Phills, now a 6-foot-1 junior guard, started on the Knights varsity as a ninth-grader, another rarity, and this season he has emerged as the team’s top player. Charlotte Christian, almost always a 3A private school state power, is 3-11 this season. It lost 44-40 to reigning N.C. 4A champ Olympic on Saturday at the Wild Wing Cafe Hoops Classic. It was the Knights’ sixth straight loss. It has been a tough season, and it began with Charlotte Christian losing star guard Matthew Fisher-Davis, a top 100 national recruit who will play at Vanderbilt. But the Knights – and Phills – have sought out the best competition, which is why they’re at Ardrey Kell High this weekend.
“We’re challenged right now,” Brown said. “Everybody says: ‘Well, you’re not winning like you used to.’ It’s cyclical. We’re high school. But playing these kinds of events will get us ready for conference. We could schedule down, but we’re still trying to give the kids the best experience.”
It helps to have a kid like Phills. Last school year, he had a 5.0 GPA, taking advanced classes that awarded bonus credit. This year, with a similarly rigorous schedule, his grades are similarly spectacular. Phills said he has offers from California-Irvine and The Citadel, and he’s getting serious interest from College of Charleston, Davidson, Princeton, Stanford and Liberty among others.

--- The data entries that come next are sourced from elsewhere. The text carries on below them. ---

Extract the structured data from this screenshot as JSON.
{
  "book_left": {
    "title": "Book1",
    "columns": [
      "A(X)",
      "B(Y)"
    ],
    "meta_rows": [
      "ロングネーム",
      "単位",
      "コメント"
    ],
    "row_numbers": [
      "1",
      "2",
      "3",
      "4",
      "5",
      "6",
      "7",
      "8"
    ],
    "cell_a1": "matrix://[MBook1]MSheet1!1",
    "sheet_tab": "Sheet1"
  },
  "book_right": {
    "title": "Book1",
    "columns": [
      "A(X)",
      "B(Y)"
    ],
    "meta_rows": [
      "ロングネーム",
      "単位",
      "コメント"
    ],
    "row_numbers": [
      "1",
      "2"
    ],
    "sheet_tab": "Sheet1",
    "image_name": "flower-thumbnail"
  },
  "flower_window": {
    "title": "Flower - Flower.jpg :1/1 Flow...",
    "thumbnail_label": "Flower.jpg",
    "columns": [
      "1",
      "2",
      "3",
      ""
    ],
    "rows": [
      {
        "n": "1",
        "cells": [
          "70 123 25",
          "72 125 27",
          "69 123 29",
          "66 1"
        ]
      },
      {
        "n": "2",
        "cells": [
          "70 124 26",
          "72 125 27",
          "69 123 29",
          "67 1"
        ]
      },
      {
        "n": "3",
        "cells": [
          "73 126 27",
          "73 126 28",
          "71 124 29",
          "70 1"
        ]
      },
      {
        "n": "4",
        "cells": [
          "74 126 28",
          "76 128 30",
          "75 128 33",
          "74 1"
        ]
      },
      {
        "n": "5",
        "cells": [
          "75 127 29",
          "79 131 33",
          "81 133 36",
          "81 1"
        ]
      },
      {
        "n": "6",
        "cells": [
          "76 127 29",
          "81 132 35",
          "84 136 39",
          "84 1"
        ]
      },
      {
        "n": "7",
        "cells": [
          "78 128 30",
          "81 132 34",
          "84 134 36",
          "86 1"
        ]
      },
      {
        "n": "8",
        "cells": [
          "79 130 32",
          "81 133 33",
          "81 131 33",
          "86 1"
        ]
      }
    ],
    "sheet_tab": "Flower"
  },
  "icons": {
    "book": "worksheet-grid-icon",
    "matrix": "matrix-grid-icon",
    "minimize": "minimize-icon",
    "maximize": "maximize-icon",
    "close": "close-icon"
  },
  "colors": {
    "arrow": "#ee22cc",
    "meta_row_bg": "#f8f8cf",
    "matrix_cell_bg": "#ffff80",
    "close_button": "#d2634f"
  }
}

Phills plays an extremely hard brand of basketball, exerting as much effort on defense as offense, and whereas most players today like to try to drive all the way to the basket or shoot long jump shots, Phills is adept at shooting off the dribble – between the basket and the 3-point line. It’s something coaches call the midrange.
He’s also quite athletic. This weekend, Phills has alternated between guarding centers and point guards.
He had 15 points and three rebounds Friday against Ardrey Kell. He followed that with 19 points, seven rebounds and five steals against Olympic. Those are 4A public schools that likely will go deep into the playoffs.
“He’s a heck of a player,” Ardrey Kell coach Mike Craft said of Phills. “He can do things off the bounce and he can really score for them. He’s their No. 1 go-to guy, and we really didn’t have an answer for him. We were able to double-team him and have somebody waiting for him, but he’s hard to guard, sort of like his dad, and the thing I like is most kids today can shoot it or go to the hoop. He had a good in-between game that’s hard to stop.”
Brown agrees with all of that, but he thinks Phills, softspoken and polite, is an even better person than ballplayer.
“He’s true to his faith, he’s all about family and he’s very intelligent,” Brown said. “He takes nearly all (advanced placement) courses. He has goals in his mind. He has a few offers, but he would love to attend an Ivy League school and continue to play basketball. But academics are important to him. It’s a joy to coach him.”